We are making our way down the Path to Peace. Next stop in the Yama: Satya (Truthfulness)

Satya is the second tenet under the Yama guideline. The Yama and the Niyama are foundational to all yogic thought. Yoga is a lifestyle, not just a workout, and the Yama and Niyama provide the foundational teachings we need in order to live a joyful, peaceful and moral life. They are foundational stepping stones to all we believe as yogis.

Here’s a quick reminder of how we got started on this path:

We are discussing, in detail, Patanjali’s 8 limbed path from the Yoga Sutras.

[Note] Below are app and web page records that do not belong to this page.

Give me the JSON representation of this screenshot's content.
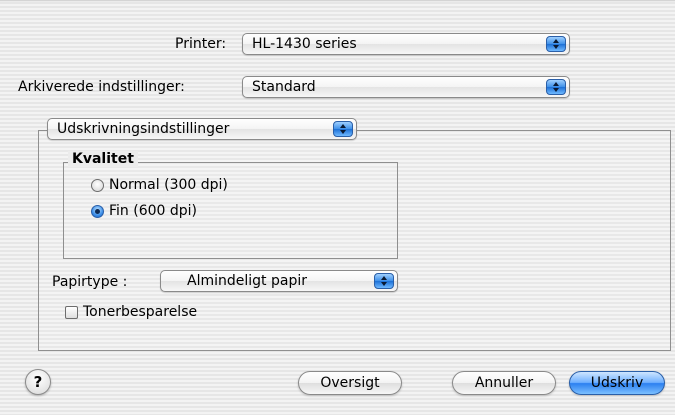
{
  "printer": {
    "label": "Printer:",
    "value": "HL-1430 series"
  },
  "presets": {
    "label": "Arkiverede indstillinger:",
    "value": "Standard"
  },
  "panel_menu": {
    "value": "Udskrivningsindstillinger"
  },
  "quality": {
    "legend": "Kvalitet",
    "options": [
      {
        "label": "Normal (300 dpi)",
        "checked": false
      },
      {
        "label": "Fin (600 dpi)",
        "checked": true
      }
    ]
  },
  "paper_type": {
    "label": "Papirtype :",
    "value": "Almindeligt papir"
  },
  "toner_save": {
    "label": "Tonerbesparelse",
    "checked": false
  },
  "buttons": {
    "help": "?",
    "preview": "Oversigt",
    "cancel": "Annuller",
    "print": "Udskriv"
  },
  "colors": {
    "aqua_blue": "#3d8fe8",
    "background": "#ececec"
  },
  "icons": {
    "popup_arrows": "up-down-arrows-icon",
    "help": "help-icon"
  }
}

Patanjali codified the basic tenets true for all forms of yoga in the Yoga Sutras. They are as follows:
1. Yama – This first limb deals with ethical standards and a sense of integrity. The Yama breaks down into 5 categories:
Ahimsa – non-violence
Satya – truthfulness
Asteya – non-stealing
Brahmacharya – non-excess

Aparigraha – non-covetousness

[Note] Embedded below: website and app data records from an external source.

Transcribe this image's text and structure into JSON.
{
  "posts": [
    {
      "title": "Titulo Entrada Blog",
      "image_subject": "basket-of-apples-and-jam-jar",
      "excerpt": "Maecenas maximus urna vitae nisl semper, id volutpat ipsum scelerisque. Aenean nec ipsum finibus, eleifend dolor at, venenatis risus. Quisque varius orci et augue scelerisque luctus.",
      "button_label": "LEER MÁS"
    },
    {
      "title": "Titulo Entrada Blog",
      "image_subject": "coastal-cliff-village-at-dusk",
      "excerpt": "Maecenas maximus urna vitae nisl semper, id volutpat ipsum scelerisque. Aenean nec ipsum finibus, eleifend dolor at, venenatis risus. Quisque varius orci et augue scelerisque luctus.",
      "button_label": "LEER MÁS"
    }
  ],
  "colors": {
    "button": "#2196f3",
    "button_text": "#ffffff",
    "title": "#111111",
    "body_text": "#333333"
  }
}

2. Niyama – This limb addresses self-discipline and spiritual practices (no matter whom or what you worship) in your life. The Niyama also has five specific categories:
Saucha – cleanliness
Santosha – contentment
Tapas – self-discipline
Svadhyaya – self-study
Isvara pranidhana – surrender

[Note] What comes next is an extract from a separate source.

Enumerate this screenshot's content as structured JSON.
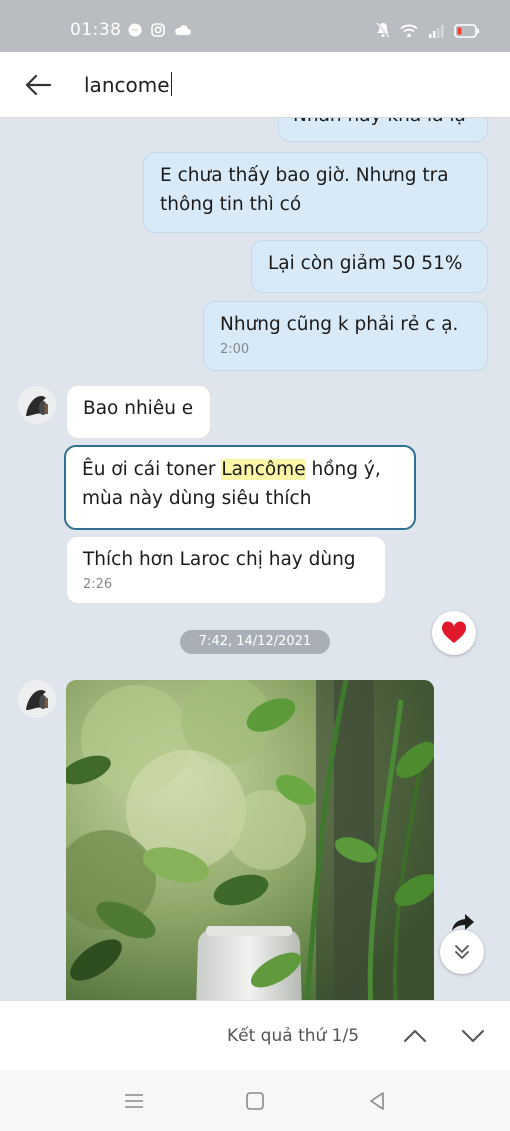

3. Asana
– physical postures
4. Pranayama – breath control
5. Pratyahara – self-observance/sensory withdrawal
6. Dharana – single point focus/concentration
7. Dhyana – meditation

8. Samadhi – bliss/a state of unity

Satya or truthfulness, lives next Ahimsa (non-violence) for a reason. The two co-exist and actually need each other in order for things to set up right. Truthfulness asks you to begin to practice speaking your truth while at the same time causing no harm to others.

Truth can be a brutal force but partnered with Ahimsa, it also keeps non-violence from simply being a cop-out. And, in turn, non-violence keeps the truth from being used as a mean weapon. However, in the end, if you cannot make the two dance together, always opt for Ahimsa-do no harm.
Satya is not a safe place-the truth is never easy. But the truth is good. It has the power to right wrongs, heal hearts and end conflicts.
You cannot be truthful without integrity. It’s more than just not telling a white lie.

It’s about being real rather than nice, self-expressive over self-indulgent, a leader vs. a follower, and having an open mind more than a closed one.

Next week: We deep dive into Satya! How to be real rather than nice and still do no harm. Yes, you can.